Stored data
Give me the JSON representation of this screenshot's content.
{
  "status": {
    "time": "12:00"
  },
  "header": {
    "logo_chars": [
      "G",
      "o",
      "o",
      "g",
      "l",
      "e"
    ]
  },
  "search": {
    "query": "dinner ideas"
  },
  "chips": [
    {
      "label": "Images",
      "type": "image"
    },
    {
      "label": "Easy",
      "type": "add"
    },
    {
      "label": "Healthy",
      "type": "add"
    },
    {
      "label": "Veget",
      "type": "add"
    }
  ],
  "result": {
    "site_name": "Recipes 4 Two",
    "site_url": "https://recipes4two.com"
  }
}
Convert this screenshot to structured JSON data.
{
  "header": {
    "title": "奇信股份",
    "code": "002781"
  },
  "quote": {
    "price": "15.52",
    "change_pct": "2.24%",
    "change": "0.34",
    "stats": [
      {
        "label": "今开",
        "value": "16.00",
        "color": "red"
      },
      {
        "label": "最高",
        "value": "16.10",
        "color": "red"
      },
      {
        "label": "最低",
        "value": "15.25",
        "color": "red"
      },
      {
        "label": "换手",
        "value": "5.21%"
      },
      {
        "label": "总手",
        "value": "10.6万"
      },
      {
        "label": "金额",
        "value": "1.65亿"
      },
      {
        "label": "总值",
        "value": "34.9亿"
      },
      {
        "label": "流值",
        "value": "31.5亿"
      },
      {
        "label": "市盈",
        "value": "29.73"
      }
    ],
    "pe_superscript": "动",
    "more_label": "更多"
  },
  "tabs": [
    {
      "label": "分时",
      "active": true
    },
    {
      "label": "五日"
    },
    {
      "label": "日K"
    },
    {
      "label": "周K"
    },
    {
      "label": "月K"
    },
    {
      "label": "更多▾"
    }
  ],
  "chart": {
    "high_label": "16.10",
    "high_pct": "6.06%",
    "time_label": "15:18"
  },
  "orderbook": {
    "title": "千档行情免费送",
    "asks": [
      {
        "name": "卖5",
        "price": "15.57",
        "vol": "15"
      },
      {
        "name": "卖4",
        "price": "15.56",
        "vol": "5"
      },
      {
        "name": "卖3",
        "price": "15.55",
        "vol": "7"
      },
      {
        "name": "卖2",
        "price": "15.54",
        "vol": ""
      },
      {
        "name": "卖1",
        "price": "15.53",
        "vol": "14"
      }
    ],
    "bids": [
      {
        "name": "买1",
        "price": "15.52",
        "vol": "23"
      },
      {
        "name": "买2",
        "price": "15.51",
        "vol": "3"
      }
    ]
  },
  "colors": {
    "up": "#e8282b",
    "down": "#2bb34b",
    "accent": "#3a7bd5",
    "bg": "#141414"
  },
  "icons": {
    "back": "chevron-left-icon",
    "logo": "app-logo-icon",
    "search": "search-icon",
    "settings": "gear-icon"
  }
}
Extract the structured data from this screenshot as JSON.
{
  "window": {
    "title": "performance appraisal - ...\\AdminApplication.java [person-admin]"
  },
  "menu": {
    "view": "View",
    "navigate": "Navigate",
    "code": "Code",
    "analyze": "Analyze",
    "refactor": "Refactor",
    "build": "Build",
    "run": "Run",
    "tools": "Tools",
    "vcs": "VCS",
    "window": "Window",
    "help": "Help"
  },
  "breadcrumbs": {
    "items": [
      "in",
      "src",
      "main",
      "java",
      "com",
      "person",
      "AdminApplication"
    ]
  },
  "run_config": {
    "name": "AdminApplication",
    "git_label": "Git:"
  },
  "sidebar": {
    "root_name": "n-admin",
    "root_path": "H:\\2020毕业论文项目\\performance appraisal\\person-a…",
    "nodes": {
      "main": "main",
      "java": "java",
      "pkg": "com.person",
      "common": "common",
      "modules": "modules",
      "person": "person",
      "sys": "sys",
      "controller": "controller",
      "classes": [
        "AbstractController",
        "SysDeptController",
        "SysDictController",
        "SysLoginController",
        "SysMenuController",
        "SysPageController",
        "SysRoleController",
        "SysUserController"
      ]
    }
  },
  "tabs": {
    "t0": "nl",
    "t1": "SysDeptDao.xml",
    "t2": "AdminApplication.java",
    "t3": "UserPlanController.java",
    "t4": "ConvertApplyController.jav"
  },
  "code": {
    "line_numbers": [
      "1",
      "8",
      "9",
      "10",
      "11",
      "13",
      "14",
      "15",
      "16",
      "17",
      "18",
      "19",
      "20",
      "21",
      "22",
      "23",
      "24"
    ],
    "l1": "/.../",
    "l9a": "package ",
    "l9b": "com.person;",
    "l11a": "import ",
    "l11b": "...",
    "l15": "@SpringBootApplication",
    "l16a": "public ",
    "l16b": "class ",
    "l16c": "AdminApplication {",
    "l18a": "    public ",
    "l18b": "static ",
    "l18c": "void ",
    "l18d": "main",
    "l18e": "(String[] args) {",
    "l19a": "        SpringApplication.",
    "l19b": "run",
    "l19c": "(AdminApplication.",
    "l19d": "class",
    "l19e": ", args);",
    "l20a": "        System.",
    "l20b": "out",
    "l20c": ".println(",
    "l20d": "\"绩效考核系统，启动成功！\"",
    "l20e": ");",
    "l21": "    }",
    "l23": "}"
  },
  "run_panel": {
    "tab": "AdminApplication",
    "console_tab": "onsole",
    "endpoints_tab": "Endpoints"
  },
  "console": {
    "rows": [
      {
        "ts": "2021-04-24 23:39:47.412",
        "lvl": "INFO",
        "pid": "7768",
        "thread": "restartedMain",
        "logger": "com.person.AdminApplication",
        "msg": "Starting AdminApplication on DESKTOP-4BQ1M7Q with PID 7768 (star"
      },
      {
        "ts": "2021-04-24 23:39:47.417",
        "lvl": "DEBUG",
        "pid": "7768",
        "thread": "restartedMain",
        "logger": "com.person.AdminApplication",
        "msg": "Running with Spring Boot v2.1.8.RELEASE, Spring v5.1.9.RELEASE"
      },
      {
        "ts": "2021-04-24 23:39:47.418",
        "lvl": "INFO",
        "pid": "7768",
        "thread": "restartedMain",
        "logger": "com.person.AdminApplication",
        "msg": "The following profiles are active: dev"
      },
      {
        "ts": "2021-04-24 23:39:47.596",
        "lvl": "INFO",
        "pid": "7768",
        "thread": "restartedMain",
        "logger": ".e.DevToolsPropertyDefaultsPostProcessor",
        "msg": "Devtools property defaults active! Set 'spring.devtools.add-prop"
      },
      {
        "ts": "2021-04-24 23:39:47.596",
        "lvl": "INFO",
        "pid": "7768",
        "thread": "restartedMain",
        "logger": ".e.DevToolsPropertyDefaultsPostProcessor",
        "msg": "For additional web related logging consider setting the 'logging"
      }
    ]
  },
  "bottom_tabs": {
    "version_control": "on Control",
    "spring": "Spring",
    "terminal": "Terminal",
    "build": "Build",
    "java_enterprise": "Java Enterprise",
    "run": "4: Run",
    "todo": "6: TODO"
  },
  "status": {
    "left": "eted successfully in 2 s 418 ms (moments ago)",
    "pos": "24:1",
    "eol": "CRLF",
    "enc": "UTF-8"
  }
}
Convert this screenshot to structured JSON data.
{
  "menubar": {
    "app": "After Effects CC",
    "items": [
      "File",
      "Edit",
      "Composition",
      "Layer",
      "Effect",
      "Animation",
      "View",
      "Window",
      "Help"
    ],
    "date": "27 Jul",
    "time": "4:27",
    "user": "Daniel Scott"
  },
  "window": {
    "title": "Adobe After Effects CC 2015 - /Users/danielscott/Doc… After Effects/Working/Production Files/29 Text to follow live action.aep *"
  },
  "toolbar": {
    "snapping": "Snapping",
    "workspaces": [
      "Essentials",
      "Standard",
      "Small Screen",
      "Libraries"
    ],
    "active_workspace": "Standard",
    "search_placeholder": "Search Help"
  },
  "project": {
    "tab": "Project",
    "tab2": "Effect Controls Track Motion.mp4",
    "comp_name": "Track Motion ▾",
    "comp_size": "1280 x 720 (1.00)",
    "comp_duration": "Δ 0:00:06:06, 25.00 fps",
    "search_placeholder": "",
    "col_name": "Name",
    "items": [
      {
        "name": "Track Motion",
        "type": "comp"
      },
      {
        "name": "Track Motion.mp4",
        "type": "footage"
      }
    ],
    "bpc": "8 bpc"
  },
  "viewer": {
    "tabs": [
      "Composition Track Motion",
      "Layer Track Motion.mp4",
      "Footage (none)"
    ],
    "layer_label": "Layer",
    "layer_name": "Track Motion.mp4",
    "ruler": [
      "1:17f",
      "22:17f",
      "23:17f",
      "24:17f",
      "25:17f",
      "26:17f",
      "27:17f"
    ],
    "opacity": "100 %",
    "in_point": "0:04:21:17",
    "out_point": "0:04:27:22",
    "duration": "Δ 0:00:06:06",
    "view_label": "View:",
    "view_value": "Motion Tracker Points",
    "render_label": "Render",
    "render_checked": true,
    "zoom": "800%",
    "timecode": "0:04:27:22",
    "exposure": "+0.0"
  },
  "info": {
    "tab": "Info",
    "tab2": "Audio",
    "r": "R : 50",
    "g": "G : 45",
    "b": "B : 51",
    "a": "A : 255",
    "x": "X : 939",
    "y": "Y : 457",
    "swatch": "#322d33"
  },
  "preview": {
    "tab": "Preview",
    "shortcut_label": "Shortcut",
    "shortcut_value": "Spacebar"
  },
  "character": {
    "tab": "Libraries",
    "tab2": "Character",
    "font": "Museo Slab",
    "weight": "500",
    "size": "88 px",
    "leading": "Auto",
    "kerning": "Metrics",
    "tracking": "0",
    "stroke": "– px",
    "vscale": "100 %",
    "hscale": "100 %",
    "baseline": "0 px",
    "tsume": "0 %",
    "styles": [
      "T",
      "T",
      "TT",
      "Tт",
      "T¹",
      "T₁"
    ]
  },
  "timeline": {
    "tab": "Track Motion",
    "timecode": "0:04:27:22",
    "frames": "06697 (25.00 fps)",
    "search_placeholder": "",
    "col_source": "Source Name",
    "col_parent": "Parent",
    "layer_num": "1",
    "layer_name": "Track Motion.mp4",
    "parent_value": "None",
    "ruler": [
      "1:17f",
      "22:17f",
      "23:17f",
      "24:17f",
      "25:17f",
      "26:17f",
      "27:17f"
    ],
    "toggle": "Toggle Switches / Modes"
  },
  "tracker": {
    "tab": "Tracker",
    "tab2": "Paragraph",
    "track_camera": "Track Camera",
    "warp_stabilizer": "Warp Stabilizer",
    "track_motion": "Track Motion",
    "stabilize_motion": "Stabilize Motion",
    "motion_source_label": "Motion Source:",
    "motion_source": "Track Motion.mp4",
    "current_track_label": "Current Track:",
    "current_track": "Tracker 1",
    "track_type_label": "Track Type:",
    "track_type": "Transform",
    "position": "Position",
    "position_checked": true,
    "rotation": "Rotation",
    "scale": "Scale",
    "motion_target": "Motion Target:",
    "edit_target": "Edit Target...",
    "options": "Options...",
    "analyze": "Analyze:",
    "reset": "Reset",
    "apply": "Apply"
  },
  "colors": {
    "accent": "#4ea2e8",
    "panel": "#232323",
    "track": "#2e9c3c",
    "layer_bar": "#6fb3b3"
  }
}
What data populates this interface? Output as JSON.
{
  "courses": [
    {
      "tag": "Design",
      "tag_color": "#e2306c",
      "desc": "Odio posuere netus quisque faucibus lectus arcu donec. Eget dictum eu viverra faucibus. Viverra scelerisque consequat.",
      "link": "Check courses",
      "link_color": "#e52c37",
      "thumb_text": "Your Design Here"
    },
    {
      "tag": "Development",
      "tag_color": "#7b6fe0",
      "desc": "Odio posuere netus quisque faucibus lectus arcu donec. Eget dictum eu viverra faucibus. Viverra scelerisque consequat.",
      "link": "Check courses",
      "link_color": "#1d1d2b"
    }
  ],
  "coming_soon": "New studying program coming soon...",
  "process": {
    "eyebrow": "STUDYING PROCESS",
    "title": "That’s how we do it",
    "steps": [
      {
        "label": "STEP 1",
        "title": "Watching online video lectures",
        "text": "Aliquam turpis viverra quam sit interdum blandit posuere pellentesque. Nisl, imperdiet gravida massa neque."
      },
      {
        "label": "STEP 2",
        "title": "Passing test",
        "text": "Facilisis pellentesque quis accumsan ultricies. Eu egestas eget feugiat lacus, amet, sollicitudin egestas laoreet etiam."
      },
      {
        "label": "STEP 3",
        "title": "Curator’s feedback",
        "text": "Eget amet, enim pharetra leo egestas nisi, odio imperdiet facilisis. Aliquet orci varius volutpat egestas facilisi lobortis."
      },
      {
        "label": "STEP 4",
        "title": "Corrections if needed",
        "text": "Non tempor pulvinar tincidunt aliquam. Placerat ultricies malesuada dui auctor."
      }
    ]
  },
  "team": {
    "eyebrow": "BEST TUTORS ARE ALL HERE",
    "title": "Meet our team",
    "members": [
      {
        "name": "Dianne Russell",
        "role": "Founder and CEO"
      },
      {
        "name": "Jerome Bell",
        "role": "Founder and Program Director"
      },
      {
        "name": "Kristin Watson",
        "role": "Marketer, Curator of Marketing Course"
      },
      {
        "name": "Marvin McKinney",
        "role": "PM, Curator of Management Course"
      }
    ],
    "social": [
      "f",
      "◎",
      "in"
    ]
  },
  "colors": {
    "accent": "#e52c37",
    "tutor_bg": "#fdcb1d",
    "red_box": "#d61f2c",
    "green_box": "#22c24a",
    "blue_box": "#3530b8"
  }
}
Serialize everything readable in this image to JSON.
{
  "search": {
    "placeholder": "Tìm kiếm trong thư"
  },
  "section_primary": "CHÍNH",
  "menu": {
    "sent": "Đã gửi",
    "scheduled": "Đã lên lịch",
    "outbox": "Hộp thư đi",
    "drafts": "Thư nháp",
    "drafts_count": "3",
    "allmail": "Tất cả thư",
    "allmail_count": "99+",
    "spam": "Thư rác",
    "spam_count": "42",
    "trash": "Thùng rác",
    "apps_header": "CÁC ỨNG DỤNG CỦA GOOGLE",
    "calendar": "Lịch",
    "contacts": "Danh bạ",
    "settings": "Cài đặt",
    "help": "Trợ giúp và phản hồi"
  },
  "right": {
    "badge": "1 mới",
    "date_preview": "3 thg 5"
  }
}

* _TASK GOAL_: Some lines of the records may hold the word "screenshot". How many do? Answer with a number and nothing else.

* _RESULT_: 4